→ INPUT:

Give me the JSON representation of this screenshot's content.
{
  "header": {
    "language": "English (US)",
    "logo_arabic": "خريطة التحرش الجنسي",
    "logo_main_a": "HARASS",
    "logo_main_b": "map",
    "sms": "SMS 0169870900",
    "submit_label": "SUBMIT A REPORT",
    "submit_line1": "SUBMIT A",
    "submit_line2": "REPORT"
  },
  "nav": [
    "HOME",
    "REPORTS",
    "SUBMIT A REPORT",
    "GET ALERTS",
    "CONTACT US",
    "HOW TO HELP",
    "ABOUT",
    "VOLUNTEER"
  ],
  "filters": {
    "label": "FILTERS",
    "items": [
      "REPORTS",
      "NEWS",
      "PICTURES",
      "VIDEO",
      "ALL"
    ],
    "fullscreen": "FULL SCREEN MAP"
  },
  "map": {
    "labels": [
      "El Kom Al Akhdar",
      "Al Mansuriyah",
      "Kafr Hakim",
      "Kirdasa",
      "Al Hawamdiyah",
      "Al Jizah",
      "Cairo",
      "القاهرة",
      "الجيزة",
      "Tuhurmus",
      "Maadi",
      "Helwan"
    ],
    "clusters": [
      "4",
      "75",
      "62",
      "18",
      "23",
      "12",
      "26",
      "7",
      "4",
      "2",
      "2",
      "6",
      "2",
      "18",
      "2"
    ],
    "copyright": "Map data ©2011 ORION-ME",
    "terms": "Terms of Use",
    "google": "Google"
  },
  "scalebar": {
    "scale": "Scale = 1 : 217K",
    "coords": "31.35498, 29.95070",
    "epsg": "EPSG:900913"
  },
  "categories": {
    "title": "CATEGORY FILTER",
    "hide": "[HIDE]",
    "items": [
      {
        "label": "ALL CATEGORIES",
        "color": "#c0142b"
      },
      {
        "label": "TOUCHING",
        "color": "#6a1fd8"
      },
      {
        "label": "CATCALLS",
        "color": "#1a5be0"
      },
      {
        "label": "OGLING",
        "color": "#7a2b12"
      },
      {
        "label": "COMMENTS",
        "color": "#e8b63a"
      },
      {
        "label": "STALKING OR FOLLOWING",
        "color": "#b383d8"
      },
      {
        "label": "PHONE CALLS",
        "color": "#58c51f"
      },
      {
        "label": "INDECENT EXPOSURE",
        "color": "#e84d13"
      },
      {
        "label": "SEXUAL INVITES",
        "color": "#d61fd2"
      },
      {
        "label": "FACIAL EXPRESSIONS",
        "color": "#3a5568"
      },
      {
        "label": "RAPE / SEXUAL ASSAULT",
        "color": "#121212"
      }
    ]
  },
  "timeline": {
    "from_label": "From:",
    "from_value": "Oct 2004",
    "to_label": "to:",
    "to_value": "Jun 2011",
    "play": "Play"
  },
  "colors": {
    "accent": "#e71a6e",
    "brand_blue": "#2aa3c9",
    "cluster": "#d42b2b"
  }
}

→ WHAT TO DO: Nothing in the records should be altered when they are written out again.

→ ANSWER SECTION:
Give me the JSON representation of this screenshot's content.
{
  "header": {
    "language": "English (US)",
    "logo_arabic": "خريطة التحرش الجنسي",
    "logo_main_a": "HARASS",
    "logo_main_b": "map",
    "sms": "SMS 0169870900",
    "submit_label": "SUBMIT A REPORT",
    "submit_line1": "SUBMIT A",
    "submit_line2": "REPORT"
  },
  "nav": [
    "HOME",
    "REPORTS",
    "SUBMIT A REPORT",
    "GET ALERTS",
    "CONTACT US",
    "HOW TO HELP",
    "ABOUT",
    "VOLUNTEER"
  ],
  "filters": {
    "label": "FILTERS",
    "items": [
      "REPORTS",
      "NEWS",
      "PICTURES",
      "VIDEO",
      "ALL"
    ],
    "fullscreen": "FULL SCREEN MAP"
  },
  "map": {
    "labels": [
      "El Kom Al Akhdar",
      "Al Mansuriyah",
      "Kafr Hakim",
      "Kirdasa",
      "Al Hawamdiyah",
      "Al Jizah",
      "Cairo",
      "القاهرة",
      "الجيزة",
      "Tuhurmus",
      "Maadi",
      "Helwan"
    ],
    "clusters": [
      "4",
      "75",
      "62",
      "18",
      "23",
      "12",
      "26",
      "7",
      "4",
      "2",
      "2",
      "6",
      "2",
      "18",
      "2"
    ],
    "copyright": "Map data ©2011 ORION-ME",
    "terms": "Terms of Use",
    "google": "Google"
  },
  "scalebar": {
    "scale": "Scale = 1 : 217K",
    "coords": "31.35498, 29.95070",
    "epsg": "EPSG:900913"
  },
  "categories": {
    "title": "CATEGORY FILTER",
    "hide": "[HIDE]",
    "items": [
      {
        "label": "ALL CATEGORIES",
        "color": "#c0142b"
      },
      {
        "label": "TOUCHING",
        "color": "#6a1fd8"
      },
      {
        "label": "CATCALLS",
        "color": "#1a5be0"
      },
      {
        "label": "OGLING",
        "color": "#7a2b12"
      },
      {
        "label": "COMMENTS",
        "color": "#e8b63a"
      },
      {
        "label": "STALKING OR FOLLOWING",
        "color": "#b383d8"
      },
      {
        "label": "PHONE CALLS",
        "color": "#58c51f"
      },
      {
        "label": "INDECENT EXPOSURE",
        "color": "#e84d13"
      },
      {
        "label": "SEXUAL INVITES",
        "color": "#d61fd2"
      },
      {
        "label": "FACIAL EXPRESSIONS",
        "color": "#3a5568"
      },
      {
        "label": "RAPE / SEXUAL ASSAULT",
        "color": "#121212"
      }
    ]
  },
  "timeline": {
    "from_label": "From:",
    "from_value": "Oct 2004",
    "to_label": "to:",
    "to_value": "Jun 2011",
    "play": "Play"
  },
  "colors": {
    "accent": "#e71a6e",
    "brand_blue": "#2aa3c9",
    "cluster": "#d42b2b"
  }
}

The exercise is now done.